    All that matters to me is if his next feature length film is good. Couldn’t care less about some music video he did to pay the rent, and frankly, it couldn’t better or worsen my opinion of his work. What matters to me is the main dish–the only matter of importance is the film while it is running on screen, everything else is politics, ego, and distraction.

  • Joe Smalls

    I too work in the industry and as I have taken on work just to pay the bills, I understand that my name will be attached to whatever work I do. Therefore I do the best work that I can. Amid makes a totally valid point about not knowing the many excuses that projects ultimately fall short–budget, schedule, client difficulty, or even how flexible a client is with their own (often foolish) aesthetic demands–as it is also fair to assume that he never saw the live action footage. We’ve all been through these frustrations and justifications.

    But ultimately the work is out in the world for our consumption and reaction.

    And, while I am willing to acknowledge the various excuses that he may have for (what is for me) a very mediocre music video, I think it is also valid to recognize that: if this weren’t bill plympton, it wouldn’t be getting much recognition…and I would be surprised if so many people would be jumping to its defense.

    Also, we’re sort of misrepresenting Plympton here, aren’t we? Doesn’t he have a studio of people that do work under his “brand”? If so, how should that be factored into your assessment of him and his work–if at all?

    I’d be curious to hear people’s thoughts–even if they are, as gingersoll seems to think, just politics, ego, and distraction.

  • If Bill Plympton animation had saturated our culture as much as say, Hanna-Barbera animation had, you might complain that we had seen too much of this style.

    But his total output is really rather small and he’s the only one doing this style.

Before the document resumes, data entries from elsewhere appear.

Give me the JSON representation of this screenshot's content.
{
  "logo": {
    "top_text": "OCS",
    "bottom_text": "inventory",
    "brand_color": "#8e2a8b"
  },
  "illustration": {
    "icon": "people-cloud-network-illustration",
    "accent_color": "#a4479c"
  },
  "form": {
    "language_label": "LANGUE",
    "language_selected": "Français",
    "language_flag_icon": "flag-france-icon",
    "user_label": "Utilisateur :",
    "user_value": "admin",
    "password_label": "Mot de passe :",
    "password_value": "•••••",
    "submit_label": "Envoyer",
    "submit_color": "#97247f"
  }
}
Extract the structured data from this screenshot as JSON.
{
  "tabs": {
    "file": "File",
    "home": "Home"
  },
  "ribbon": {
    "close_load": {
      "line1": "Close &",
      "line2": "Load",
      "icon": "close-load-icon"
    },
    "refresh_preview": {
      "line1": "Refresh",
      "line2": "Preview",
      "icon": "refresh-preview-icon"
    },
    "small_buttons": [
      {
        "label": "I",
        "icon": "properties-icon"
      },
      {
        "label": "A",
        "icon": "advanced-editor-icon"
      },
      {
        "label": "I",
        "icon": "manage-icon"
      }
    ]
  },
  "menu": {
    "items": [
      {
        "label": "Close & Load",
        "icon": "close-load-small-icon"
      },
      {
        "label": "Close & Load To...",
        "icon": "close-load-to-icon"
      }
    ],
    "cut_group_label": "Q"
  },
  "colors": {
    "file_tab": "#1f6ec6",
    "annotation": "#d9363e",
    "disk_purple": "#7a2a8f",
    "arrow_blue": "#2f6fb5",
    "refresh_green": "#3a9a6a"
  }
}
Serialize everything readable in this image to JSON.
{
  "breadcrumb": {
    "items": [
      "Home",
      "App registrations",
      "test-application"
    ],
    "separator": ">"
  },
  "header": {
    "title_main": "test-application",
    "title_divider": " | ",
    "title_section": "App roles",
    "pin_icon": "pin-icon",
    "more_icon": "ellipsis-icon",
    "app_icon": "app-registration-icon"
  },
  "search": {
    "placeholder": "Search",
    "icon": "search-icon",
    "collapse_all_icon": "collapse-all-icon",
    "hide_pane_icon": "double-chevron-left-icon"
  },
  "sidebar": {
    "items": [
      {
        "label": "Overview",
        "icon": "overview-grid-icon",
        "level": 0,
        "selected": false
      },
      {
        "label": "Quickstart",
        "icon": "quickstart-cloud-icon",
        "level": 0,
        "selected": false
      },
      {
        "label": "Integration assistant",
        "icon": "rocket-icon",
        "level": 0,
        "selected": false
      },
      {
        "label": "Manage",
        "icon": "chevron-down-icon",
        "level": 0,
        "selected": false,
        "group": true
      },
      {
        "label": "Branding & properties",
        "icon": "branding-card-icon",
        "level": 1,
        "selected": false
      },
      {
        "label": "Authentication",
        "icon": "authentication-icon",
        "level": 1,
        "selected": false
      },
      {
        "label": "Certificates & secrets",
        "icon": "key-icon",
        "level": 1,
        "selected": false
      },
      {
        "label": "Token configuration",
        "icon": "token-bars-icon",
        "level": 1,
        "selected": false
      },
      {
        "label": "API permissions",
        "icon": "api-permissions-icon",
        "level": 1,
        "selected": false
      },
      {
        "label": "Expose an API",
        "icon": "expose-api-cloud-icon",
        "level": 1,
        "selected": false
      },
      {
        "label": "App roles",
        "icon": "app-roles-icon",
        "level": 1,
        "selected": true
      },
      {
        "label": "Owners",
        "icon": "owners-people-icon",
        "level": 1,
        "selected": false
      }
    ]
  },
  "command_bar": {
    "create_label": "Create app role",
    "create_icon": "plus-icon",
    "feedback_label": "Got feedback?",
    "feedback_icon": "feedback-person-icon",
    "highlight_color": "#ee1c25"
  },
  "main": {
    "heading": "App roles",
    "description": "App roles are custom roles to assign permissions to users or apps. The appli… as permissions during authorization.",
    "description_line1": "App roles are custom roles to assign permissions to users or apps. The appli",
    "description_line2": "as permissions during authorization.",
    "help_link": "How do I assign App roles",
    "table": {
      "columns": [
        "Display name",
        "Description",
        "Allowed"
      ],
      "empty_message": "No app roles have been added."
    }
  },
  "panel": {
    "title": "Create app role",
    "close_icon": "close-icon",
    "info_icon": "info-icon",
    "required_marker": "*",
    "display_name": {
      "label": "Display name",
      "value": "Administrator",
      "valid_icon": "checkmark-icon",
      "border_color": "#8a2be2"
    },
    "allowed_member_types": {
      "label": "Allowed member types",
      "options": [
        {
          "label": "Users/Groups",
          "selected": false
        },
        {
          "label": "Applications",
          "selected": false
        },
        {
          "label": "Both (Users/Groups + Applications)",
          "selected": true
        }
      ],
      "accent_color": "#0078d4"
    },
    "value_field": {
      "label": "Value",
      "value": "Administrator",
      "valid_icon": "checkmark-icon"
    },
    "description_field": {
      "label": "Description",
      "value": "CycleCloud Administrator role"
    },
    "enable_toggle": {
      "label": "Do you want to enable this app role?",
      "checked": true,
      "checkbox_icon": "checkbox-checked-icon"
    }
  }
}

It isn’t like he’s been hugely influential. Let him continue to explore this island he has carved out.

    To the public at large his animation is completely novel because they just haven’t had much exposure to it. I bet you could find more people who could identify Carrot Top or Nicole Ritchie than identify Bill Plympton and neither of them is ever going to be nominated for an Oscar.

  • robcat says: “It isn’t like he’s been hugely influential.”

    There are many great Plympton films and if he hasn’t been influential, that’s a mark against the rest of us.

    Say what you want about this video, Bill’s done some wild stuff in his day. When I first got going on my own stuff it was really his work, Frederic Back’s work, and Chris Conforti’s “Frog” that made me think camera movement and camera angle should be central to my films. So that’s one person, and I’m sure there’s more.

  • The idea that he has a full studio of people is, I think, false. He may have folks who scan, clean up, and color some of his work, but from what I understand, he draws absolutely everything himself.

    Also I disagree with those who think he will be judged by his entire body of work. I never heard of this singer and would never have seen this video if I wasn’t actively searching for Plympton works. I still haven’t seen the Kanye video. I probably haven’t seen but one or two of his commercials. Even if he does a mediocre job on such, which I seriously doubt, it wouldn’t affect my opinion of his work.

  • javier

    Who is the girl? She just seems to me really beatiful, and the video also is really cool!